"So now [Pallister is] going to be dragging us to the courts," Chartrand said.

"He's going to be dragging through every function and every development that happens in Crown lands — Lake St. Martin, for example. We weren't consulted once. Two years we have been trying to sit down on the Lake St. Martin diversion project."

The province plans to cut two outlet channels on Lake St. Martin and Lake Manitoba to mitigate flood risks. Last year, the premier promised upcoming consultations on how to proceed would be the "most comprehensive, thorough and robust Crown and Indigenous communities consultations in the history of Manitoba."

One of the lawyers representing the MMF says the "honour of the Crown" is at issue after the government killed the federation's agreement with Hydro, but because it was negotiated between the MMF and Hydro in good faith, it still has the legal standing of a contract.

"We think the July 2017 agreement is still in place. It is legally enforceable and it has not been breached yet. The MMF has relied on that and follow through on it. We have not heard otherwise on it," said Jason Madden.

The ​Métis have won some significant court battles, but at least one legal scholar says there are several grey areas, including the obligation for compensation to the Métis.

"None of those [previous court] decisions directs the payment of financial compensation, but in the case of an infringement of a right, financial compensation is sometimes appropriate," University of Saskatchewan law professor Dwight Newman told CBC News earlier this week.

Battle over resignations

The follow-up $67-million agreement with the MMF was approved by the Hydro's board following recommendations by the senior management at the utility, but the deal was killed by Pallister last week in the midst of a public battle with the majority of Hydro's board.

The board forwarded the agreement to the Progressive Conservative government last summer. 

Pallister claims an impasse over the agreement with the Metis Federation was the reason for the resignation of nine board members last Wednesday. He told reporters last week the agreement "has implications for much more than Manitoba Hydro when you start making payments to certain groups to not participate, and processes and things like that," calling it "persuasion money."

However, former Hydro board chair Sandy Riley has repeatedly said this is not the case.

Riley says he and his board members quit despite repeated attempts to meet with Pallister over the precarious financial situation at Hydro.

Chartrand previously said words such as "persuasion" or "hush money" in reference to payments to the MMF are offensive and "race baiting."

At the MMF press conference Wednesday, Chartrand said Pallister was caught off guard by the board's resignation and made a miscalculation by linking the MMF agreement with the explanation for the board members' departure.

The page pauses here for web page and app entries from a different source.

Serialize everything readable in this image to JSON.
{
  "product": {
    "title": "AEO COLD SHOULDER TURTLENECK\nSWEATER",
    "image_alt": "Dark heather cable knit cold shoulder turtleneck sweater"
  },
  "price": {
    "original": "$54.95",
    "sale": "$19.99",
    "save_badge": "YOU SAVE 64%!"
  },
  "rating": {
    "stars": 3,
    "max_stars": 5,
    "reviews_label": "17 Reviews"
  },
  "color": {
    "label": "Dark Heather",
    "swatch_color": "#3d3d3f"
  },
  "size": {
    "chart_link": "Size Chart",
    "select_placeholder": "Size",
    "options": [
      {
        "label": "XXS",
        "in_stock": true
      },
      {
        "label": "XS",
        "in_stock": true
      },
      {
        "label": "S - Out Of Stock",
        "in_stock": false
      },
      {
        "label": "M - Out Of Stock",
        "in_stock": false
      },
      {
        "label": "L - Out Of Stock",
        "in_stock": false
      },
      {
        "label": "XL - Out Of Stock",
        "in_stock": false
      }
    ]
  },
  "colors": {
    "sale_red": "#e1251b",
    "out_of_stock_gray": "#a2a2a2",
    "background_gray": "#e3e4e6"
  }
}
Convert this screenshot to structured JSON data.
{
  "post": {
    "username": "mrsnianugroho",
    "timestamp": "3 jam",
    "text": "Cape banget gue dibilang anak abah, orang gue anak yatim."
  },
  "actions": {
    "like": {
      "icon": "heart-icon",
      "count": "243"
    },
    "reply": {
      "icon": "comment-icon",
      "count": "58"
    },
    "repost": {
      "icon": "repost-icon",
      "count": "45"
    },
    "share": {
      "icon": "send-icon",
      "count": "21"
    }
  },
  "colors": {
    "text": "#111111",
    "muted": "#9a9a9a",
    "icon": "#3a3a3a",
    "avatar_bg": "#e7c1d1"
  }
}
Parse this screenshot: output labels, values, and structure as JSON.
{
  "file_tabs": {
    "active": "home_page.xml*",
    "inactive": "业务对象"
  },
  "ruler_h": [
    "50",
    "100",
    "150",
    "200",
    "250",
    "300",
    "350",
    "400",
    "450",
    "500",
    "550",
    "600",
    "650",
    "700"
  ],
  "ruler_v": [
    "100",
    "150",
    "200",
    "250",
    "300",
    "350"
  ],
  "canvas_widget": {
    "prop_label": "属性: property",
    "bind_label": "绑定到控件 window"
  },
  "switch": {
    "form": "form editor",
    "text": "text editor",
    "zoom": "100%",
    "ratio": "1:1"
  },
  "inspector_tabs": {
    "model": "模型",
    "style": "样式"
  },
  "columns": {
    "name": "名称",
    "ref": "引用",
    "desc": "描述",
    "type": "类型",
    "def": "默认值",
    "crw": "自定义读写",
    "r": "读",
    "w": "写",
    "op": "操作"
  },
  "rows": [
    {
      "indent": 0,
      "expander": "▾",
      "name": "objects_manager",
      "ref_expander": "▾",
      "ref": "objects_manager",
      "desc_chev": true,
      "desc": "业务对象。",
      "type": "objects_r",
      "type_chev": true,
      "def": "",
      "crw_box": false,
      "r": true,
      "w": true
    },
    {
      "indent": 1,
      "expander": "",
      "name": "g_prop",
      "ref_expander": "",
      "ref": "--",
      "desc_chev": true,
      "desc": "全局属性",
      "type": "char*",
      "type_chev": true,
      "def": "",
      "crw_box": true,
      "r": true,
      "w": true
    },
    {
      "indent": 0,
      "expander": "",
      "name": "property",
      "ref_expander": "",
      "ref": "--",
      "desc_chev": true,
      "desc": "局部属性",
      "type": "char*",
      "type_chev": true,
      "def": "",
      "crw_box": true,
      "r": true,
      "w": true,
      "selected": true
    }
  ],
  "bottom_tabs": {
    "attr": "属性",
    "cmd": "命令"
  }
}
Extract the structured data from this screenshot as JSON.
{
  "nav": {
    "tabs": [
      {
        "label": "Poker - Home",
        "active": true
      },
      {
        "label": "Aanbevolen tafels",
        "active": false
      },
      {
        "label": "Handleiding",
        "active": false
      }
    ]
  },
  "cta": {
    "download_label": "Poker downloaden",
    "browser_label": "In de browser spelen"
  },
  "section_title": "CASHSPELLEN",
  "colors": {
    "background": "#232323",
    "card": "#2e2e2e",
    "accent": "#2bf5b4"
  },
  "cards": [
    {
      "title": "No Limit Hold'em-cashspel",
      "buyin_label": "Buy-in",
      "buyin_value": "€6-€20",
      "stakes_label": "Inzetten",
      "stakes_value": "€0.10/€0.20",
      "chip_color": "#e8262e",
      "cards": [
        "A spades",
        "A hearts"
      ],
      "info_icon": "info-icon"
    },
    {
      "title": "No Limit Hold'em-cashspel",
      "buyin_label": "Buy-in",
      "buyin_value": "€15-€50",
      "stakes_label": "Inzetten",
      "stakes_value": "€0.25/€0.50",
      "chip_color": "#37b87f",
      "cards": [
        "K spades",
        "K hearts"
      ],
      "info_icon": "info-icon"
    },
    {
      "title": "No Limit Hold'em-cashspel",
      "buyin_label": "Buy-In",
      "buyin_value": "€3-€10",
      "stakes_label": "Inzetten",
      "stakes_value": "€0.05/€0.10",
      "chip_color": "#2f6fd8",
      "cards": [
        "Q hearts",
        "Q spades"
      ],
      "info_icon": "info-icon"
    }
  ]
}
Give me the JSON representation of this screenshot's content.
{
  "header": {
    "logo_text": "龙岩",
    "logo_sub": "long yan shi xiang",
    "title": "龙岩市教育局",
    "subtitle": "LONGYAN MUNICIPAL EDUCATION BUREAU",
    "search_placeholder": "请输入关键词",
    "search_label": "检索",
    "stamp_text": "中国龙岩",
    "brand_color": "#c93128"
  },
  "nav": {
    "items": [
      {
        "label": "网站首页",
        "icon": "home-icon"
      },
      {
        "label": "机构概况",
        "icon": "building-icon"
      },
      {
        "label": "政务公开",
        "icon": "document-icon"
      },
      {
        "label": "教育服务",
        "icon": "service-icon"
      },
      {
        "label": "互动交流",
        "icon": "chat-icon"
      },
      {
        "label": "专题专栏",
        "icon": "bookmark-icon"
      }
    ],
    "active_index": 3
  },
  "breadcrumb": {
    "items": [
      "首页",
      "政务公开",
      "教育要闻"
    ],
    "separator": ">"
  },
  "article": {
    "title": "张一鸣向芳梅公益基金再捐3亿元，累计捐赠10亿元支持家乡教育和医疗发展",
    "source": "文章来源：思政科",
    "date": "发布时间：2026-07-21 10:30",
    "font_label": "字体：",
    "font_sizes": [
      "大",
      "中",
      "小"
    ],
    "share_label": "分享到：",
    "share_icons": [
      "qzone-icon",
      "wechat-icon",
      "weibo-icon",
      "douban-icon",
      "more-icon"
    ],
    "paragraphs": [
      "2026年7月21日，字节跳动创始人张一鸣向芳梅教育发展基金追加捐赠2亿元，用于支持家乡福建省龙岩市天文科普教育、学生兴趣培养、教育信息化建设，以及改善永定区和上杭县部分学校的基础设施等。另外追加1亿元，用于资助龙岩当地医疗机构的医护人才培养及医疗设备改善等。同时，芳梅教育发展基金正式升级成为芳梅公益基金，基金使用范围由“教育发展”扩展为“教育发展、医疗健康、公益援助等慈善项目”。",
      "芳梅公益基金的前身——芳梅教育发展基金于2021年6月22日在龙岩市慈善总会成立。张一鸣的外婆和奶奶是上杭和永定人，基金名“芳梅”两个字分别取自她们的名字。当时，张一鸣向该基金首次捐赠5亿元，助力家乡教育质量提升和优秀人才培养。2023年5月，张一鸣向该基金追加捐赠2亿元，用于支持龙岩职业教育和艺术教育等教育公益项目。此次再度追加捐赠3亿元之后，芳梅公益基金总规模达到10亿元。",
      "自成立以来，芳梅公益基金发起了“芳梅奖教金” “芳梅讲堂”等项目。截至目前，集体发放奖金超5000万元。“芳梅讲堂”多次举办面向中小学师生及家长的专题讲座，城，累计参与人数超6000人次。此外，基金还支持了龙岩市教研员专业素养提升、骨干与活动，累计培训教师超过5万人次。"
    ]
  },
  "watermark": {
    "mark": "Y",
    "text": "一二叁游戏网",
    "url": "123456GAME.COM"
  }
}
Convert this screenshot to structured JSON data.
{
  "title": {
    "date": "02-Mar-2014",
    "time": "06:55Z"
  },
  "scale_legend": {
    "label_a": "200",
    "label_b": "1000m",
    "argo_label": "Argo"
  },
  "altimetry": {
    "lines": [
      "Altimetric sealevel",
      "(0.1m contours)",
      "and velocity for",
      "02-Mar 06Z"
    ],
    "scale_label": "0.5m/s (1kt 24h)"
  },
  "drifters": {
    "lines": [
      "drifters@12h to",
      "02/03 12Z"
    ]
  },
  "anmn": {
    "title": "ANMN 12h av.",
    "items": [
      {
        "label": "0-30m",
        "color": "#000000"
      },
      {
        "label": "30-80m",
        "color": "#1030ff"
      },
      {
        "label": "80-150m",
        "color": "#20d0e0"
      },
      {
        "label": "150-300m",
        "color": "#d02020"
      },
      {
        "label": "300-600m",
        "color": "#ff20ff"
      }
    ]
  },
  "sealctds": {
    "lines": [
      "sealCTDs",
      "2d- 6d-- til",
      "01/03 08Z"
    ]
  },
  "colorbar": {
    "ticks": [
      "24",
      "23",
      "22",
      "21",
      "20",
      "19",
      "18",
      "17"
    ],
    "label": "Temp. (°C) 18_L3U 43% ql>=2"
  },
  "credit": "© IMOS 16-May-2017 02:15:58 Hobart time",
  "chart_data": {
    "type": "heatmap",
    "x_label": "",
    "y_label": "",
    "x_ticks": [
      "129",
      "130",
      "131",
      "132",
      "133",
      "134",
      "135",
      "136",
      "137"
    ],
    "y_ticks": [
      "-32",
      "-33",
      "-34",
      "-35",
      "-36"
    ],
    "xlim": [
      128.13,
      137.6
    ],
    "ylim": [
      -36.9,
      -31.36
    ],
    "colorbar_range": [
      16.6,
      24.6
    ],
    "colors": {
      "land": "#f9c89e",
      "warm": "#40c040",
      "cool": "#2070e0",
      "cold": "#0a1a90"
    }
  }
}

"He, I didn't think, ever expected this to happen from the board of Hydro. He didn't know how to respond," Chartrand said.

"He made a major error, a political error, here and he needed something else. He needed something else to send a message — 'these guys are the bad guys.' I'm not the bad guy."

'Buck stops' with Pallister: farmer

Jurgen Kohler — a farmer from Brunkild, Man., 45 kilometres southwest of Winnipeg — said Pallister's argument that the Hydro board members resigned because of his refusal to approve the MMF agreement proves that the corporation is controlled by politicians.

Kohler and about 100 other landowners have been trying to negotiate with Hydro for five years over expropriations for the Bipole III transmission line. Last summer, when he complained to then-Crown services minister Ron Schuler, he was told Hydro was independent.

Quashing the deal with the MMF contradicts that, he said.

"It clearly shows you that the buck stops with Brian Pallister because you can't tell me that it takes from July 2017 until last week to decide to object. Like, there is some disconnect here in the stories," he said.

Kohler and other landowners have sought to negotiate with Manitoba Hydro through legal representation from the Canadian Association of Energy and Pipeline Landowner Associations, but he says Hydro has refused to meet with their legal representatives.

"Our rights have been stripped to no end and we've lost a lot of landowners in our group because they've been targeted by Hydro," he said.